Copy, from the material below, each line where "icon" shows up.

┏━━

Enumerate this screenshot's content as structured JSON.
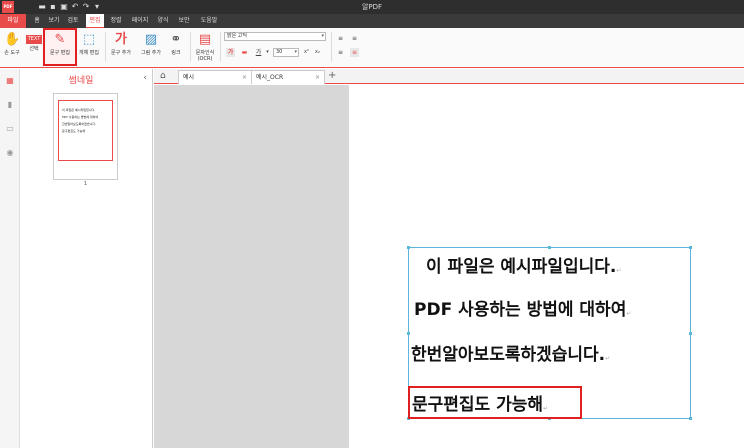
{
  "window": {
    "title": "알PDF",
    "logo_text": "PDF"
  },
  "quick_access": [
    {
      "icon": "folder-icon",
      "glyph": "▬"
    },
    {
      "icon": "save-icon",
      "glyph": "▪"
    },
    {
      "icon": "print-icon",
      "glyph": "▣"
    },
    {
      "icon": "undo-icon",
      "glyph": "↶"
    },
    {
      "icon": "redo-icon",
      "glyph": "↷"
    },
    {
      "icon": "customize-icon",
      "glyph": "▾"
    }
  ],
  "menu": {
    "items": [
      {
        "label": "파일",
        "state": "active"
      },
      {
        "label": "홈",
        "state": ""
      },
      {
        "label": "보기",
        "state": ""
      },
      {
        "label": "검토",
        "state": ""
      },
      {
        "label": "편집",
        "state": "current"
      },
      {
        "label": "정렬",
        "state": ""
      },
      {
        "label": "페이지",
        "state": ""
      },
      {
        "label": "양식",
        "state": ""
      },
      {
        "label": "보안",
        "state": ""
      },
      {
        "label": "도움말",
        "state": ""
      }
    ]
  },
  "ribbon": {
    "hand_tool": "손 도구",
    "select": "선택",
    "select_badge": "TEXT",
    "text_edit": "문구 편집",
    "object_edit": "개체 편집",
    "add_text": "문구 추가",
    "add_image": "그림 추가",
    "link": "링크",
    "ocr": "문자인식",
    "ocr_sub": "(OCR)",
    "font_name": "맑은 고딕",
    "font_size": "30",
    "bold_glyph": "가",
    "font_color_glyph": "가",
    "superscript": "x²",
    "subscript": "x₂",
    "font_grow": "▲",
    "font_shrink": "▼"
  },
  "thumbnail_panel": {
    "title": "썸네일",
    "page_number": "1",
    "preview_lines": [
      "이 파일은 예시파일입니다.",
      "PDF 사용하는 방법에 대하여",
      "한번알아보도록하겠습니다.",
      "문구편집도 가능해"
    ]
  },
  "tabs": [
    {
      "label": "예시",
      "close": "×"
    },
    {
      "label": "예시_OCR",
      "close": "×"
    }
  ],
  "tab_add": "+",
  "document": {
    "lines": [
      "이 파일은 예시파일입니다.",
      "PDF 사용하는 방법에 대하여",
      "한번알아보도록하겠습니다.",
      "문구편집도 가능해"
    ]
  },
  "colors": {
    "accent": "#e94a4a",
    "highlight_box": "#e02020",
    "selection": "#5bb6d9"
  }
}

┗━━

■ REPLY
      "icon": "folder-icon",
      "icon": "save-icon",
      "icon": "print-icon",
      "icon": "undo-icon",
      "icon": "redo-icon",
      "icon": "customize-icon",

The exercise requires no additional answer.